Wind Chime Beach.
Three women facing impossible choices.
Sara Jane, a fifty-something mother.
Her daughter, Rachel.
And Rachel’s best friend, Lizzie.
If I get stuck writing a character, I sometimes have them write a letter. Like a diary entry.
This is Lizzie, writing a letter to herself…
I don’t know really how to describe my husband—okay, ex-husband—David. He’s one of those really good-looking men. The kind who’s liable to show up at his son’s soccer game with his suit jacket casually thrown over his shoulder and his tie loosened. He has that impossibly boyish face in a Rob Lowe type way. I doubt if he’ll look old when he’s 75.
Everyone in high school wanted to be his friend. Or his girlfriend. Or at least sleep with him. He took advantage of all of that, but it seemed like no one ever knew they were being used. I still don’t know how he does that. Uses people, throws them aside, and they sit there blinking in the sunlight, not sure what hit them. But rarely do any of them get upset with David. Because somehow, someway they figure it must be their own fault.
I’ve seen him be gentle with a new puppy and I’ve seen him be absolutely ruthless about things that don’t matter. Like a softball game.
No one was more surprised than I was when he asked me out after Rachel introduced us. You know, after Rachel. As opposed to before Rachel. Anyway, my first date with him was magical. He was such a gentleman. None of that reach and grope stuff. We talked. We laughed. It was out at a cookout by the lake. I was so nervous. I felt like everyone was looking at me and wondering why in the world was David Duncan out with Lizzie Timmons?
Anyway, for some reason, David fell for me. Hard. He’d bring me flowers and little gifts. Pick me up from work. Sit with me in the library and do homework, always holding my hand. Always paying attention to me. Listening to me. I’d never, ever had anyone in my life who’d listened to me like that. Certainly not my parents.
We dated for two years in high school. Then he went off to college while I stayed home and worked and did some classes at the community college. Eventually, we ran off and got married before we even told my parents I was pregnant. We moved into married student housing. It was crappy, but it was mine. I painted the walls. Some neighbors gave us a crib and highchair. I thought life was wonderful. I worked, exhausted, and cooked and cleaned and tried to make everything as smooth as possible for David. I started down a long slope of always being the one who did everything. Made it easy on David. He never had to get up with the baby. He never cooked, cleaned, or anything. I did it all. I was just so grateful that he still wanted me.
And we were happy back then. He graduated business school and got a great job. Everything was going his way. He actually said one of the reasons he got his job was his employer thought he was a serious responsible guy with a family.
Then we started years of the same dance.

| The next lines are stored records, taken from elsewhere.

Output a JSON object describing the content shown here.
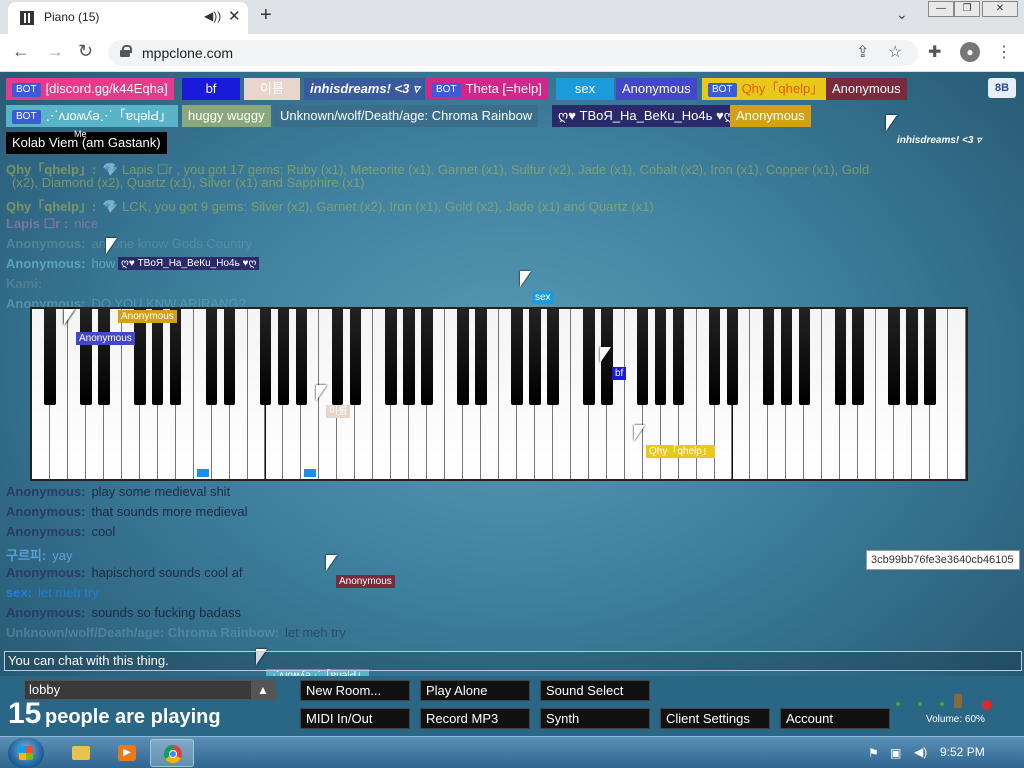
{
  "browser": {
    "tab_title": "Piano (15)",
    "tab_audio_icon": "speaker-icon",
    "close_glyph": "✕",
    "new_tab_glyph": "+",
    "url": "mppclone.com"
  },
  "users": {
    "row1": [
      {
        "bot": true,
        "name": "[discord.gg/k44Eqha]",
        "bg": "#e83a8a",
        "fg": "#ffffff"
      },
      {
        "bot": false,
        "name": "bf",
        "bg": "#1a1adb",
        "fg": "#ffffff"
      },
      {
        "bot": false,
        "name": "이름",
        "bg": "#e8d6cc",
        "fg": "#ffffff"
      },
      {
        "bot": false,
        "name": "inhisdreams! <3 ▿",
        "bg": "#3a5aa0",
        "fg": "#ffffff"
      },
      {
        "bot": true,
        "name": "Theta [=help]",
        "bg": "#d2278a",
        "fg": "#ffffff"
      },
      {
        "bot": false,
        "name": "sex",
        "bg": "#1c9bdb",
        "fg": "#ffffff"
      },
      {
        "bot": false,
        "name": "Anonymous",
        "bg": "#4448c8",
        "fg": "#ffffff"
      },
      {
        "bot": true,
        "name": "Qhy「qhelp」",
        "bg": "#e8c91a",
        "fg": "#e85a00"
      },
      {
        "bot": false,
        "name": "Anonymous",
        "bg": "#7a2a3a",
        "fg": "#ffffff"
      }
    ],
    "row2": [
      {
        "bot": true,
        "name": "⋰ʌɹoʍʎǝ⋰「ɐɥǝlԀ」",
        "bg": "#5ab4c8",
        "fg": "#ffffff"
      },
      {
        "bot": false,
        "name": "huggy wuggy",
        "bg": "#8aa87c",
        "fg": "#ffffff"
      },
      {
        "bot": false,
        "name": "Unknown/wolf/Death/age: Chroma Rainbow",
        "bg": "#3a6e8a",
        "fg": "#ffffff"
      },
      {
        "bot": false,
        "name": "ღ♥ ТВоЯ_На_ВеКu_Но4ь ♥ღ",
        "bg": "#2a2a6a",
        "fg": "#ffffff"
      },
      {
        "bot": false,
        "name": "Anonymous",
        "bg": "#d4a017",
        "fg": "#ffffff"
      }
    ],
    "row3": {
      "name": "Kolab Viem (am Gastank)",
      "me_label": "Me",
      "bg": "#000000"
    },
    "corner_btn": "8B",
    "corner_tag": "inhisdreams! <3 ▿"
  },
  "chat": [
    {
      "name": "Qhy「qhelp」:",
      "msg": "💎 Lapis ☐r , you got 17 gems: Ruby (x1), Meteorite (x1), Garnet (x1), Sulfur (x2), Jade (x1), Cobalt (x2), Iron (x1), Copper (x1), Gold",
      "color": "#b8b84a"
    },
    {
      "name": "",
      "msg": "(x2), Diamond (x2), Quartz (x1), Silver (x1) and Sapphire (x1)",
      "color": "#b8b84a"
    },
    {
      "name": "Qhy「qhelp」:",
      "msg": "💎 LCK, you got 9 gems: Silver (x2), Garnet (x2), Iron (x1), Gold (x2), Jade (x1) and Quartz (x1)",
      "color": "#b8b84a"
    },
    {
      "name": "Lapis ☐r :",
      "msg": "nice",
      "color": "#c27ab8"
    },
    {
      "name": "Anonymous:",
      "msg": "anyone know Gods Country",
      "color": "#6a9aa8"
    },
    {
      "name": "Anonymous:",
      "msg": "how to play with a keybotd",
      "color": "#7ad0e0"
    },
    {
      "name": "Kami:",
      "msg": "",
      "color": "#6a8fa0"
    },
    {
      "name": "Anonymous:",
      "msg": "DO YOU KNW ARIRANG?",
      "color": "#6ab0b8"
    },
    {
      "name": "Anonymous:",
      "msg": "play some medieval shit",
      "color": "#2a3a6a"
    },
    {
      "name": "Anonymous:",
      "msg": "that sounds more medieval",
      "color": "#2a3a6a"
    },
    {
      "name": "Anonymous:",
      "msg": "cool",
      "color": "#2a3a6a"
    },
    {
      "name": "구르피:",
      "msg": "yay",
      "color": "#5aa0d8"
    },
    {
      "name": "Anonymous:",
      "msg": "hapischord sounds cool af",
      "color": "#2a3a6a"
    },
    {
      "name": "sex:",
      "msg": "let meh try",
      "color": "#1c7fd8"
    },
    {
      "name": "Anonymous:",
      "msg": "sounds so fucking badass",
      "color": "#2a3a6a"
    },
    {
      "name": "Unknown/wolf/Death/age: Chroma Rainbow:",
      "msg": "let meh try",
      "color": "#6a9ab0"
    }
  ],
  "cursor_tags": [
    {
      "label": "ღ♥ ТВоЯ_На_ВеКu_Но4ь ♥ღ",
      "bg": "#2a2a6a"
    },
    {
      "label": "sex",
      "bg": "#1c9bdb"
    },
    {
      "label": "Anonymous",
      "bg": "#d4a017"
    },
    {
      "label": "Anonymous",
      "bg": "#4448c8"
    },
    {
      "label": "bf",
      "bg": "#1a1adb"
    },
    {
      "label": "이름",
      "bg": "#e8d6cc"
    },
    {
      "label": "Qhy「qhelp」",
      "bg": "#e8c91a"
    },
    {
      "label": "Anonymous",
      "bg": "#7a2a3a"
    },
    {
      "label": "⋰ʌɹoʍʎǝ⋰「ɐɥǝlԀ」",
      "bg": "#5ab4c8"
    },
    {
      "label": "[discord.gg/k44Eqha]",
      "bg": "#e83a8a"
    }
  ],
  "user_id": "3cb99bb76fe3e3640cb46105",
  "chat_input_placeholder": "You can chat with this thing.",
  "room": {
    "name": "lobby",
    "arrow": "▲"
  },
  "player_count": {
    "number": "15",
    "text": "people are playing"
  },
  "buttons": {
    "new_room": "New Room...",
    "play_alone": "Play Alone",
    "sound_select": "Sound Select",
    "midi": "MIDI In/Out",
    "record_mp3": "Record MP3",
    "synth": "Synth",
    "client_settings": "Client Settings",
    "account": "Account"
  },
  "volume_label": "Volume: 60%",
  "taskbar": {
    "time": "9:52 PM"
  }
}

I thought he was fairly happy. I was. I had more than I’d ever hoped for. A great son, a husband who made good money, and a really REALLY nice house after about five more years.
I got swept up in PTO, volunteering, and driving my son to sports. Always sports.
David climbed the corporate ladder. I learned how to throw a dinner party from Sara Jane. Rachel took me out shopping for clothes. I have terrible taste in clothes she told me. I always accepted her help. I wanted David to be proud of me.
Then one day, without so much of a bit of warning, he came home and said he didn’t love me, and he was moving out. I mean, I know they say that most women will sense that something is wrong, something is coming. But I sure didn’t. Not. At. All.
A month later I saw them out at the mall. I could not believe it. The girlfriend was, honestly, plump, lousy at doing her makeup (Rachel was with me and agreed), and well, she was frumpy. But I saw them from afar before they saw me, and I could see in the way he looked at her…that I had no more chance with David Duncan. He had moved on and cut me out of his life.